    A physical therapist in Los Angeles wrote to propose a contributing factor hidden in the hip’s welter of muscles, tendons and ligaments.

    She suggested that, over years of practice, an individual who followed yoga’s emphasis on forward bends could develop joint imbalances in which the hip’s rear area became flexible even as the front remained relatively tight. The result, she said, was that some poses could readily pull the femoral head forward, causing impingement.

  24. DrGrace G says:

    Intelligent people will listen to their body. Yoga is Not about being a contortionist. Some people take it too far, because they are competitive even though yoga is not a competitive discipline. Some do yoga for the wrong reasons. Do not blame the "discipline" for someones irresponsible behavior.

    People get injuries in every sport. Boxers and fighters have brain damage and other injuries. Ice skaters get injuries, sometimes so bad it ends their career. People are not listening to their own bodies. If they are being irresponsible and push their body too far, because they want to win a competition, or to impress, or want to show off, it is not the fault of the activity, but of the person themselves.

    Should everyone stop exercising, doing sports, or doing any type of physical activity, because they may get injured?

  25. Mr. Broad and I are not in any way advocating that people stop the practice of yoga; we are trying to help yoga be safer and smarter. The comment that you can get hurt doing anything is not a good reason to dismiss the discussion on yoga injuries. Why are they happening at all? Certainly people can get injured doing anything however yoga is considered to be a healing practice based on ridding ourself of the obstacles, and practicing ahimsa towards self and others. I get letters from intelligent people every day with yoga injuries and they were not being competitive or negligent in their practice; in fact many of them are teachers and experts in the physical practice of yoga. As a bodyworker, YogAlign creator, and posture educator, I feel a responsibility to help people avoid yoga injuries. People are seeking tools to help them evaluate their practice and safeguard their structure so that yoga heals and does not hurt them. Many are learning to avoid yoga poses that cause over-stretching of ligament forces needed to keep the joints strong and stable for life.
    Most of the injured yogis who contact me have never reported their injuries and because yoga is not regulated by the US government, reliable statistics for the numbers of yoga injuries do not even exist. Yoga poses need to evolve to simulate how the body moves in real life and yet many yoga poses are static and 2 dimensional. This is the blind spot in yoga poses that is not being clearly seen at this time.

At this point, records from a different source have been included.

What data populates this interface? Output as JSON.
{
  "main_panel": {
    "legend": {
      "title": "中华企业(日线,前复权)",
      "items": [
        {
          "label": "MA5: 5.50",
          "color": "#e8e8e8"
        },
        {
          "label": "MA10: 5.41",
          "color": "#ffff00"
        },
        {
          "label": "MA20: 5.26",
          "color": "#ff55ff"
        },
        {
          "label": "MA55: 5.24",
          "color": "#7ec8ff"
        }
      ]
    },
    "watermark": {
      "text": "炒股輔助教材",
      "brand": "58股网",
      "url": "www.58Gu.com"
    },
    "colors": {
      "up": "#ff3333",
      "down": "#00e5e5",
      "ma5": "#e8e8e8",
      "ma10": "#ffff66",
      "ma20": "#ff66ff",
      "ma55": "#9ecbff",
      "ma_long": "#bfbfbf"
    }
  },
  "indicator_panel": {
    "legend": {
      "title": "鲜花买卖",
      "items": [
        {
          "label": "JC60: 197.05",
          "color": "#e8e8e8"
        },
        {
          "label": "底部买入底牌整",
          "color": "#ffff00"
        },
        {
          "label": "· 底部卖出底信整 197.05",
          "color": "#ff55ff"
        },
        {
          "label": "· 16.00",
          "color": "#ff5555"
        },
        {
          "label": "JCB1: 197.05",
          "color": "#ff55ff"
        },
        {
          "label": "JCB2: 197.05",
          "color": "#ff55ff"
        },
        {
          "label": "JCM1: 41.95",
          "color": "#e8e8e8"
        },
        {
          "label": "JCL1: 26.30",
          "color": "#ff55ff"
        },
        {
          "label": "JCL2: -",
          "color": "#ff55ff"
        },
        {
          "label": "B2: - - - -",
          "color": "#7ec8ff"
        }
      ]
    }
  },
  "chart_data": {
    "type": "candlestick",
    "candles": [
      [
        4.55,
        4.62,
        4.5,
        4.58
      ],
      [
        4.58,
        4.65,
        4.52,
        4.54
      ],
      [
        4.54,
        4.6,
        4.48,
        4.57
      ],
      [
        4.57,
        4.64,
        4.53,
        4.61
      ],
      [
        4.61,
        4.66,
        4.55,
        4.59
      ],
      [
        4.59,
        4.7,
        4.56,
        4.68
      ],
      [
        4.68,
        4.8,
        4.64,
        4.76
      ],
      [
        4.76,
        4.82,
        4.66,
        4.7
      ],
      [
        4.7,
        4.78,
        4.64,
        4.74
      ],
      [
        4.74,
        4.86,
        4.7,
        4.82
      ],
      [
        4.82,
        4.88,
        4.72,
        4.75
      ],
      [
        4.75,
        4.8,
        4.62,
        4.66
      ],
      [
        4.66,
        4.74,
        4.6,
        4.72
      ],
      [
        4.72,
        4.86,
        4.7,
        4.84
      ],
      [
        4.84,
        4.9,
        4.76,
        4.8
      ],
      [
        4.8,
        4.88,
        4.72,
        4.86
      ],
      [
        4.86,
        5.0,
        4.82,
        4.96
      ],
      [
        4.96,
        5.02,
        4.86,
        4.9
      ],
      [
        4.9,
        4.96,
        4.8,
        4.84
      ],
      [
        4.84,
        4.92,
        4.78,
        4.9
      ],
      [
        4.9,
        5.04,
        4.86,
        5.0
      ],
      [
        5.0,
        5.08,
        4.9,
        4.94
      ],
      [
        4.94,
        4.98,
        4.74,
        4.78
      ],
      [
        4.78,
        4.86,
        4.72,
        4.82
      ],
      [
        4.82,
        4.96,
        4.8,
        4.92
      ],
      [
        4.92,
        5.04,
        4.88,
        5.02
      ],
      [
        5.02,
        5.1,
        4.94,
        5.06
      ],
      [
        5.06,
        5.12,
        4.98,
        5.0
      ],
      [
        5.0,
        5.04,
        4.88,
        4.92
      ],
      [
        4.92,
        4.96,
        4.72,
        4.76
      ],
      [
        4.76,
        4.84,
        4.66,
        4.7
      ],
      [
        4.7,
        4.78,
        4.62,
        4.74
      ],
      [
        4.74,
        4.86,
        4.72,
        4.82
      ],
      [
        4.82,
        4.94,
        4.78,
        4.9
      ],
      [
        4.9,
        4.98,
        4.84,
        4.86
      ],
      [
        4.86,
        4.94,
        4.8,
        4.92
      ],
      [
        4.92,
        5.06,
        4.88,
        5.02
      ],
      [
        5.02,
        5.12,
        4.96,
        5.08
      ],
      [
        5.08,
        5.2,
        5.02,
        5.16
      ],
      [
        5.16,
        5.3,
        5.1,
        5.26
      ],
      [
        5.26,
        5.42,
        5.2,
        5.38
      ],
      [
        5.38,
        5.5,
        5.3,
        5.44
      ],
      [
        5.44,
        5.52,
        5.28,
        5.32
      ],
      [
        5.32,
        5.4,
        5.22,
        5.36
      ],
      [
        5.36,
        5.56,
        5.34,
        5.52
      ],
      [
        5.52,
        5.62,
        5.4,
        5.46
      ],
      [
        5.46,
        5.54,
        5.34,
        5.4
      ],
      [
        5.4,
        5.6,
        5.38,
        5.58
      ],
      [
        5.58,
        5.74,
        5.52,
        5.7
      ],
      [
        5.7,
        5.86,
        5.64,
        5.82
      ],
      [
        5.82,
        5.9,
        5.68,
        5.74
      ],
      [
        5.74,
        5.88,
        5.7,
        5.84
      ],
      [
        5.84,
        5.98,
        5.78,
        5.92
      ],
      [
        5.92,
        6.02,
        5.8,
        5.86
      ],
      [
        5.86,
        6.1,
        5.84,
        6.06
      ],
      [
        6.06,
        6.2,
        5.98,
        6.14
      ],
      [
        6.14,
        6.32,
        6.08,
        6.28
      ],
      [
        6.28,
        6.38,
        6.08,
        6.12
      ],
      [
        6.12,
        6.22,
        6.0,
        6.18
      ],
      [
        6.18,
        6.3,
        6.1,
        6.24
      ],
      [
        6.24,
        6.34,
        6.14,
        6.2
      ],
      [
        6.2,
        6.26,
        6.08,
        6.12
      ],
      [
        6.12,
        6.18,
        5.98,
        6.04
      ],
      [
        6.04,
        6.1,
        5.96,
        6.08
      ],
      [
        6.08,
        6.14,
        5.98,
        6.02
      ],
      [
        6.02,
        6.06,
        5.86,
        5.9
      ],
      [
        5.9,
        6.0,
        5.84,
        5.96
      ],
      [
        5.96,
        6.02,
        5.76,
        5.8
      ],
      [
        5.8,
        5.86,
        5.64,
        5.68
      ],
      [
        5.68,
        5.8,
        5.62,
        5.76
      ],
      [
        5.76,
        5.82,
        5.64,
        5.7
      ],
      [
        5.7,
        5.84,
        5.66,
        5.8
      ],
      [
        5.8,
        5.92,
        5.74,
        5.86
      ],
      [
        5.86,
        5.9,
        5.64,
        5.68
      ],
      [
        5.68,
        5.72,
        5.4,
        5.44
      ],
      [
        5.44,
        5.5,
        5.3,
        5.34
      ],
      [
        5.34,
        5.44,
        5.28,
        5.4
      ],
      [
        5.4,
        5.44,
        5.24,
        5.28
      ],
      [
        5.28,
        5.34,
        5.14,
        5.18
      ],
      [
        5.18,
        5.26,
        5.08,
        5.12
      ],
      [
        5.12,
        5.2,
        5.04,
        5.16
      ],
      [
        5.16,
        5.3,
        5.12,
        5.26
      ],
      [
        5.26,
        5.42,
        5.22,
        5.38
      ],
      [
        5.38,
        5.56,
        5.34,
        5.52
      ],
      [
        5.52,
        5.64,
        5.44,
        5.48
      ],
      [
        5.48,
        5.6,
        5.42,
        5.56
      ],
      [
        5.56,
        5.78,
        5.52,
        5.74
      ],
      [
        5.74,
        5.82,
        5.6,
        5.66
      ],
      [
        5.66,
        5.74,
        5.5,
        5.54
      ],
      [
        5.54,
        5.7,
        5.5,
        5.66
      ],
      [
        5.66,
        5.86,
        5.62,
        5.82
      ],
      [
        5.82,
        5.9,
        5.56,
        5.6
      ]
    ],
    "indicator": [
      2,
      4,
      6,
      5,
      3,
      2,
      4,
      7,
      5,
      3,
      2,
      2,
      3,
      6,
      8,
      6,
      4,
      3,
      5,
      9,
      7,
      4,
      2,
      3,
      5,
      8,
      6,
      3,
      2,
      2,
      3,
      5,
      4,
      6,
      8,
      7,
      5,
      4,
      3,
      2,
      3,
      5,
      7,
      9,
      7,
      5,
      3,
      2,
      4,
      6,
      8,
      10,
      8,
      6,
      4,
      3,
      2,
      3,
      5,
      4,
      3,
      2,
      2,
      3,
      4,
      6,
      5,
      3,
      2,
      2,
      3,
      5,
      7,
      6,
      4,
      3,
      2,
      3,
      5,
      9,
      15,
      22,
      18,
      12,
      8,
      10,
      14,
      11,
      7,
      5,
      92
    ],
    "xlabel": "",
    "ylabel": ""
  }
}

  26. Dr. McGill is a spine expert who explains scientifically why one should not do exercises that keep the navel pulled in and why having a flexible spine or doing body movements that flex the spine is dangerous.
    see this short You Tube clip about back pain and spine physiology. https://www.youtube.com/watch?v=033ogPH6NNE

  27. The other day, while I was at work, my sister

    stole my apple ipad and tested to see if it can survive a 25 foot drop,

    just so she can be a youtube sensation. My apple ipad

    is now broken and she has 83 views. I know this is totally off topic but I

    had to share it with someone!